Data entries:
- Opening Delimiter -

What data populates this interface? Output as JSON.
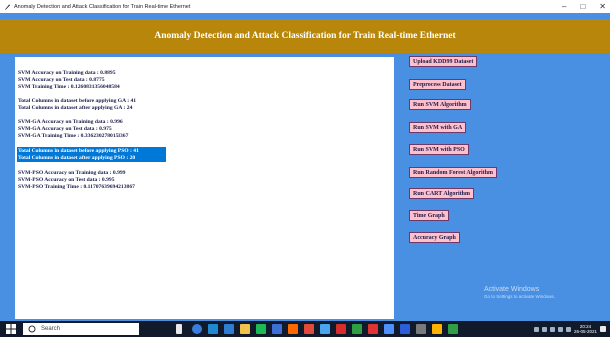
{
  "window": {
    "title": "Anomaly Detection and Attack Classification for Train Real-time Ethernet",
    "controls": {
      "minimize": "–",
      "maximize": "□",
      "close": "✕"
    }
  },
  "app": {
    "header_title": "Anomaly Detection and Attack Classification for Train Real-time Ethernet",
    "bg_color": "#4a90e2",
    "header_color": "#b8860b",
    "button_color": "#ffc0cb"
  },
  "console": {
    "lines": [
      "SVM Accuracy on Training data : 0.8895",
      "SVM Accuracy on Test data : 0.8775",
      "SVM Training Time : 0.1260831356048584",
      "Total Columns in dataset before applying GA : 41",
      "Total Columns in dataset after applying GA : 24",
      "SVM-GA Accuracy on Training data : 0.996",
      "SVM-GA Accuracy on Test data : 0.975",
      "SVM-GA Training Time : 0.336230278015l367",
      "Total Columns in dataset before applying PSO : 41",
      "Total Columns in dataset after applying PSO : 20",
      "SVM-PSO Accuracy on Training data : 0.999",
      "SVM-PSO Accuracy on Test data : 0.995",
      "SVM-PSO Training Time : 0.11707639694213867"
    ]
  },
  "buttons": {
    "upload": "Upload KDD99 Dataset",
    "preprocess": "Preprocess Dataset",
    "svm": "Run SVM Algorithm",
    "svm_ga": "Run SVM with GA",
    "svm_pso": "Run SVM with PSO",
    "random_forest": "Run Random Forest Algorithm",
    "cart": "Run CART Algorithm",
    "time_graph": "Time Graph",
    "accuracy_graph": "Accuracy Graph"
  },
  "watermark": {
    "line1": "Activate Windows",
    "line2": "Go to Settings to activate Windows."
  },
  "taskbar": {
    "search_label": "Search",
    "time": "20:24",
    "date": "26-05-2021"
  }
}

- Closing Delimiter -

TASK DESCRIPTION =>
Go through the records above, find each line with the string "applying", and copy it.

ANSWER SPACE =>
      "Total Columns in dataset before applying GA : 41",
      "Total Columns in dataset after applying GA : 24",
      "Total Columns in dataset before applying PSO : 41",
      "Total Columns in dataset after applying PSO : 20",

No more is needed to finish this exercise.